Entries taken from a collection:

--

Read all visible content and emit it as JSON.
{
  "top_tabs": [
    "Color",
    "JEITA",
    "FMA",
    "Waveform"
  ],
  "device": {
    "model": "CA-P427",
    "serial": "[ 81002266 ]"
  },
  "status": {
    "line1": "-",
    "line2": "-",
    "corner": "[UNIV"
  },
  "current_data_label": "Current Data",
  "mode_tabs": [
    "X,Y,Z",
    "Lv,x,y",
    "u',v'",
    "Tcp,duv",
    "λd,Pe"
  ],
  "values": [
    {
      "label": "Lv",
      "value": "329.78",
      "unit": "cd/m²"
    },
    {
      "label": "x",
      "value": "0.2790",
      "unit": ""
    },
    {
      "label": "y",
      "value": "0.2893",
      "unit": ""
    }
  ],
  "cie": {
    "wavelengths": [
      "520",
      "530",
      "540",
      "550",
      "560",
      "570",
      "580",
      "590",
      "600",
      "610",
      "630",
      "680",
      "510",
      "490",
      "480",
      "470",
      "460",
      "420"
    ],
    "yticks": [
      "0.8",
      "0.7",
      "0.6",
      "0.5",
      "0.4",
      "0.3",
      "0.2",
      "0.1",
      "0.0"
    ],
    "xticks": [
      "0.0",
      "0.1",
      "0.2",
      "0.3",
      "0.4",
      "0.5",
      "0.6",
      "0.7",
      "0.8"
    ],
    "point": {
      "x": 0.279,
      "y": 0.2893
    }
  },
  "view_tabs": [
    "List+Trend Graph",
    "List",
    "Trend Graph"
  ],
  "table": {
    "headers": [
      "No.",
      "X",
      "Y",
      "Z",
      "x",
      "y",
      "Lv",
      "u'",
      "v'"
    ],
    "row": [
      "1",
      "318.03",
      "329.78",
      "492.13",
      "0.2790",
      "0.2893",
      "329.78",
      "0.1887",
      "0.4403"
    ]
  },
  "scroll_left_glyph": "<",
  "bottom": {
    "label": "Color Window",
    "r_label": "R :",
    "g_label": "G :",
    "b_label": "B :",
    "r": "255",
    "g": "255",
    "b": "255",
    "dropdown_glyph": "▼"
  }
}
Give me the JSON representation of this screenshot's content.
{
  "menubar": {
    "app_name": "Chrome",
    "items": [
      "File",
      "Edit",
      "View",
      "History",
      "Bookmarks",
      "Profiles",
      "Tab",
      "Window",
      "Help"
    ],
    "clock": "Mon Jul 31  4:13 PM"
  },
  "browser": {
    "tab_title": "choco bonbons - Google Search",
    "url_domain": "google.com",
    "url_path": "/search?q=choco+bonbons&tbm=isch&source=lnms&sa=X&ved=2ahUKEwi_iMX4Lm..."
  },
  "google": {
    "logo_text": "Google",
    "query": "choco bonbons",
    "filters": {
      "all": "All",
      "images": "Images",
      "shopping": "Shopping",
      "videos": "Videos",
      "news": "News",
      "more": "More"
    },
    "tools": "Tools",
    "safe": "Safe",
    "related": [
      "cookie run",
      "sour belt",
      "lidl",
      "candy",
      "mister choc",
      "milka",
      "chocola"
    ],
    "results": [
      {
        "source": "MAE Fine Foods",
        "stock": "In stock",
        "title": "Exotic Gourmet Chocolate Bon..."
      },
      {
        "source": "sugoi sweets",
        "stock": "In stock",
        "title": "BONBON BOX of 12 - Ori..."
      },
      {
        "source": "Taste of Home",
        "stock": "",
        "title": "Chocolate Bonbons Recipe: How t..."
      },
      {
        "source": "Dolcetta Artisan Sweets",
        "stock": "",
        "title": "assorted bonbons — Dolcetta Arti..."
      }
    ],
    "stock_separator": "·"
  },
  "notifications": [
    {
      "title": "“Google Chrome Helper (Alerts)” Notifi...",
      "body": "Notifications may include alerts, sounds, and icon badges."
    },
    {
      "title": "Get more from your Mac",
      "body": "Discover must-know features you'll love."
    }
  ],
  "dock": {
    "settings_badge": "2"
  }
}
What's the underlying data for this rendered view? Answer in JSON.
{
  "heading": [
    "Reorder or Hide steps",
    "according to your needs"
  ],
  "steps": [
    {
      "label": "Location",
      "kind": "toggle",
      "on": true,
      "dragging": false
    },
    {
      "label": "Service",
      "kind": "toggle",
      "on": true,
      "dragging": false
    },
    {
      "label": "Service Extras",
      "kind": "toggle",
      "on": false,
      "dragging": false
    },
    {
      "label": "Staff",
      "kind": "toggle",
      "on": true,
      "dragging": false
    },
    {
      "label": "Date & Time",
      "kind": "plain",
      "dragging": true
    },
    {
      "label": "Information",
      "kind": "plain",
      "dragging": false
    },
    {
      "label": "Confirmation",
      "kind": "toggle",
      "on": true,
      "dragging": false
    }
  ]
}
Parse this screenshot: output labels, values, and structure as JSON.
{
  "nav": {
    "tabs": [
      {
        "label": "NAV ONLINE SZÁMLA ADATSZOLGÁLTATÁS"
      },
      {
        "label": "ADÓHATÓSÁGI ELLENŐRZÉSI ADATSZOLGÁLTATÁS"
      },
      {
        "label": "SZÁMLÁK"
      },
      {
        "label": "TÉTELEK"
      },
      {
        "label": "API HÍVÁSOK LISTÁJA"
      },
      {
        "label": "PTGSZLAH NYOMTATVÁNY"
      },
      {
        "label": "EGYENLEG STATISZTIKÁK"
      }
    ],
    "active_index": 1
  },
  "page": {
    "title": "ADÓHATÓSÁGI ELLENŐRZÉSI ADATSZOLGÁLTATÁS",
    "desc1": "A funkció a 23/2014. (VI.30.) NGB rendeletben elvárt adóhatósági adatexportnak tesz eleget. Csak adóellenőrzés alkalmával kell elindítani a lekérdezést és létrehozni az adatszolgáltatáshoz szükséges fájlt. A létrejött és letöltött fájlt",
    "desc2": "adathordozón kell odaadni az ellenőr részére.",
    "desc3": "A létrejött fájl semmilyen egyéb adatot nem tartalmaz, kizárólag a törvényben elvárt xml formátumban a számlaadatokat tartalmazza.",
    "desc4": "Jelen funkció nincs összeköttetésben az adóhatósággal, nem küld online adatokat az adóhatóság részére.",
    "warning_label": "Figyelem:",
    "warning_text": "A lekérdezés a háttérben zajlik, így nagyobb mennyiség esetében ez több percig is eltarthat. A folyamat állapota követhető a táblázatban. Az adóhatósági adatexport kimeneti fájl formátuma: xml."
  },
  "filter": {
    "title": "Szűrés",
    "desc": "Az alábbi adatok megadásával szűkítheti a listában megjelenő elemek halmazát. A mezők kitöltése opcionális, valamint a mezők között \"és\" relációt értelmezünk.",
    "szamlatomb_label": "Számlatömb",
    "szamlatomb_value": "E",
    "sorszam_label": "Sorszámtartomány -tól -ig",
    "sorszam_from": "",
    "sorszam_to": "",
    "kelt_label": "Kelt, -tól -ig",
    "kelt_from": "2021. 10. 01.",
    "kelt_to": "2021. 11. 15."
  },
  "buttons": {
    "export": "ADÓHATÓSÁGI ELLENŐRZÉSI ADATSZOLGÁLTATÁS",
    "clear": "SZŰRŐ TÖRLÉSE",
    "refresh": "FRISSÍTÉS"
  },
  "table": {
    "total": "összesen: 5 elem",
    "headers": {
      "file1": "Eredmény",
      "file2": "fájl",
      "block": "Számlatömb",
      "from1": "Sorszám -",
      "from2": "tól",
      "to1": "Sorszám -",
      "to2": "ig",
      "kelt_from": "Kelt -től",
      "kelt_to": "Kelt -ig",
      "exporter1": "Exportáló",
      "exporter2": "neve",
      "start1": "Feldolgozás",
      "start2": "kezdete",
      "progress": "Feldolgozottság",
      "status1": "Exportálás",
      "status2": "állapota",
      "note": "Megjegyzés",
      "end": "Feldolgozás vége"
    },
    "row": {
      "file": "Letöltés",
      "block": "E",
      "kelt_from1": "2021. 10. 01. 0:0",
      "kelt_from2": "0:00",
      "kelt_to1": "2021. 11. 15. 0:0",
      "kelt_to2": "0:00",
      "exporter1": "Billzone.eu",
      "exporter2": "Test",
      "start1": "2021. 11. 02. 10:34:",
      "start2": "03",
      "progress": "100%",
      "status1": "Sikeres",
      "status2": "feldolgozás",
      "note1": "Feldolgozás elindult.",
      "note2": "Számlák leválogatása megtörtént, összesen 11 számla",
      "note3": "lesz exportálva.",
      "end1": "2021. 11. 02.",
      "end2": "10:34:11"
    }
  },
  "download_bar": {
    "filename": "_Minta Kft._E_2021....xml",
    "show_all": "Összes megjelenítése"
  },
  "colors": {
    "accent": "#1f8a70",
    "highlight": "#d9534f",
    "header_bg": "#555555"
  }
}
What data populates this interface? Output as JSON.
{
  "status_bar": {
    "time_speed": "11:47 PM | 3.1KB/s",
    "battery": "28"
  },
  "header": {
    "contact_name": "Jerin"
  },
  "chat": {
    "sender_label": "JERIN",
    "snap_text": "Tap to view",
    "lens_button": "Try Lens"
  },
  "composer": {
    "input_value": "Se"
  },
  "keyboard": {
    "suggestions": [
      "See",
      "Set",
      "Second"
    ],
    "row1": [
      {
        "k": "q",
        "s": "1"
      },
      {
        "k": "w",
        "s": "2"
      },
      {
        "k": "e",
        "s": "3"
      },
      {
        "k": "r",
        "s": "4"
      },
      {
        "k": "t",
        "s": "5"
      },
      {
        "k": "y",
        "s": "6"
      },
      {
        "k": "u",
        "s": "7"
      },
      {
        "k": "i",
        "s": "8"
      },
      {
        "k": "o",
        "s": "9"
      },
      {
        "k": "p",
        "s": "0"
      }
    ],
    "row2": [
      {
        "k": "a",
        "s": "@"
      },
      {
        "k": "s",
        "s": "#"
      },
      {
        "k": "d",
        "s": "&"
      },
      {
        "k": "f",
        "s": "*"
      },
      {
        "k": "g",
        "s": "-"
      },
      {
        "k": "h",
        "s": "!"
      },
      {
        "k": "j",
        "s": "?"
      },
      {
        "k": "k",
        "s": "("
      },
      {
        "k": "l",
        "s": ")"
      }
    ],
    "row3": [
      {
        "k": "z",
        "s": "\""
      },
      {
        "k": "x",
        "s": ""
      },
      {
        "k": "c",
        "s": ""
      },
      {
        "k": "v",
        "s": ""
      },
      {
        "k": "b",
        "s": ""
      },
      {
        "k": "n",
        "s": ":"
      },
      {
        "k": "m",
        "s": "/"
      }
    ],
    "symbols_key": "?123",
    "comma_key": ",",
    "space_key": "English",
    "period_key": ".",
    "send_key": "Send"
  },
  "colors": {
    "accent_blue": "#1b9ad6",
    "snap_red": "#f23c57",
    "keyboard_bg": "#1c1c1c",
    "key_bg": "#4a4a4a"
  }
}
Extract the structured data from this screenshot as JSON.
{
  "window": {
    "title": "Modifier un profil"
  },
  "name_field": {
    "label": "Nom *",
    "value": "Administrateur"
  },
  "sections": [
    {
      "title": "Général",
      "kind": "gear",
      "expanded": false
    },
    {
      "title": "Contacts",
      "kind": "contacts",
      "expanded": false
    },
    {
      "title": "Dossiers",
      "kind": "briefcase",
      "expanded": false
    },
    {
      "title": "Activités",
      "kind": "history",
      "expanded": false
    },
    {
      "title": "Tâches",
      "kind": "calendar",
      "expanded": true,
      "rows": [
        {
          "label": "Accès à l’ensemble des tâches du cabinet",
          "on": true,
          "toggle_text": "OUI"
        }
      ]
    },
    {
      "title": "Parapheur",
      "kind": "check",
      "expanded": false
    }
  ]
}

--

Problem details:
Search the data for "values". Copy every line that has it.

Answer to the exercise:
  "values": [
Parse this screenshot: output labels, values, and structure as JSON.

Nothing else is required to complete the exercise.